▸ Provided data:
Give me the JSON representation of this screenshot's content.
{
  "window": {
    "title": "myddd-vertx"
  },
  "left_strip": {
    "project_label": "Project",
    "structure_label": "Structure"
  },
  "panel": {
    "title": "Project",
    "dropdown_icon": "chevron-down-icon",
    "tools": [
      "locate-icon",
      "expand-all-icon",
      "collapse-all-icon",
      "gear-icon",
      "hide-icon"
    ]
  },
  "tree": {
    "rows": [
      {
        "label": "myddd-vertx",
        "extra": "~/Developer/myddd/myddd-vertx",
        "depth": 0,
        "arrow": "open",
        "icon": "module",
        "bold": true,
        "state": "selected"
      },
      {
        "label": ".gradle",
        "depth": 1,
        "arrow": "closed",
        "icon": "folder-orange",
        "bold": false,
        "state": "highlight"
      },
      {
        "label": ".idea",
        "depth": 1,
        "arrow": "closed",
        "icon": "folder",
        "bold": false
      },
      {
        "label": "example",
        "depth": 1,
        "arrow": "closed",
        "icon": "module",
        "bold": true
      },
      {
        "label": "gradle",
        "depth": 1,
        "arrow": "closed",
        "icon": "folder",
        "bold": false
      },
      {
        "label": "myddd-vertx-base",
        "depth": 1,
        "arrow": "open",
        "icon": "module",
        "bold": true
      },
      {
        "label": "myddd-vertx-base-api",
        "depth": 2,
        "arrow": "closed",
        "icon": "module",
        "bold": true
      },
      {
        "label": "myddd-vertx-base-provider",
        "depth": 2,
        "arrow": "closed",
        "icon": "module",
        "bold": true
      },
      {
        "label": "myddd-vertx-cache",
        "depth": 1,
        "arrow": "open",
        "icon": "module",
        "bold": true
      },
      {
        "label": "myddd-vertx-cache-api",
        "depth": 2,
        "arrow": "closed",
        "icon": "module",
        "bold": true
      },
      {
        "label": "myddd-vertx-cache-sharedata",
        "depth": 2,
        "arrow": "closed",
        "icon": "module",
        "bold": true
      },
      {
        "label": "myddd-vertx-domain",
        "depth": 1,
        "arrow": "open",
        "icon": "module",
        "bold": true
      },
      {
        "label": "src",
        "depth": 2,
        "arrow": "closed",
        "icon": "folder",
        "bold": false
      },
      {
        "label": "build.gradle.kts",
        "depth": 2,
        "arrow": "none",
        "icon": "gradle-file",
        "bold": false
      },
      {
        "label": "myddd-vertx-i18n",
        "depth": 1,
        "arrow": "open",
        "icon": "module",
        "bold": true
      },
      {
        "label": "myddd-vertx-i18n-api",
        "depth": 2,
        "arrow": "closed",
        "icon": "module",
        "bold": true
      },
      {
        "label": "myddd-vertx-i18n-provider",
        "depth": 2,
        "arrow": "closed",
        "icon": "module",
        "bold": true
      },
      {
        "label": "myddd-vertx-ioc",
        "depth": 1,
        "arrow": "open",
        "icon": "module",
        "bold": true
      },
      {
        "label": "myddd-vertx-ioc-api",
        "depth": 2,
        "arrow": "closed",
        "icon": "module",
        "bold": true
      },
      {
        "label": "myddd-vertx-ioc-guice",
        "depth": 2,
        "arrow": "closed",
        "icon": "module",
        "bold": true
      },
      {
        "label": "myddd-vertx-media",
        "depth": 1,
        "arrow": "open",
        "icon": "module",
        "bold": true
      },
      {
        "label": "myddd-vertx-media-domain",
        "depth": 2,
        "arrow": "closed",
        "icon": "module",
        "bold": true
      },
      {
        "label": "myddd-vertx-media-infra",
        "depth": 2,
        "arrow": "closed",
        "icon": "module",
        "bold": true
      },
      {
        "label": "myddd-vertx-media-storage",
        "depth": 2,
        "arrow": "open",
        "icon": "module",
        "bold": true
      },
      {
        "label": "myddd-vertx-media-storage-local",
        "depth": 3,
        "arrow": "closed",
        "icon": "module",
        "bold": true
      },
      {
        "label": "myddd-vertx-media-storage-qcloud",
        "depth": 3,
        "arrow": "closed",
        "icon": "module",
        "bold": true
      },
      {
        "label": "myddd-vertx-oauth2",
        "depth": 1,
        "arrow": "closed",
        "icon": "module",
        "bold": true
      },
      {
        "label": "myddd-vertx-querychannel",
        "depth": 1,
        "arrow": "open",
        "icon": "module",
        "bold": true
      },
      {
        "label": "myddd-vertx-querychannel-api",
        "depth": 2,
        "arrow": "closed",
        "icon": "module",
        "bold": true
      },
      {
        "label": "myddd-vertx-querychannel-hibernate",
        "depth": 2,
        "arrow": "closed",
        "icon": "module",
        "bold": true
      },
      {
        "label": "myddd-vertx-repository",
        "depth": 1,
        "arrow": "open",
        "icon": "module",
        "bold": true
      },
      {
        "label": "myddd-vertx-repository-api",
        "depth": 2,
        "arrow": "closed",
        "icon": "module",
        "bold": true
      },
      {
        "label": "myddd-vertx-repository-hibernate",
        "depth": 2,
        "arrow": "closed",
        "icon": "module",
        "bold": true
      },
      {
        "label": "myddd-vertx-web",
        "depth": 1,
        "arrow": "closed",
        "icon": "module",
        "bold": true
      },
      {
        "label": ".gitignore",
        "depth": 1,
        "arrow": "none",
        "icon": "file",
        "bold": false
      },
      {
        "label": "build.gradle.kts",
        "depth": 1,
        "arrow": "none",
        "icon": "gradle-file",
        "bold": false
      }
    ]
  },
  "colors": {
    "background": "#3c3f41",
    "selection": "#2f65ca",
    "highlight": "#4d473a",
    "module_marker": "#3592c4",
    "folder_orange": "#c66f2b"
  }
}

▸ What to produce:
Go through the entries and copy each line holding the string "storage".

▸ Worked solution:
        "label": "myddd-vertx-media-storage",
        "label": "myddd-vertx-media-storage-local",
        "label": "myddd-vertx-media-storage-qcloud",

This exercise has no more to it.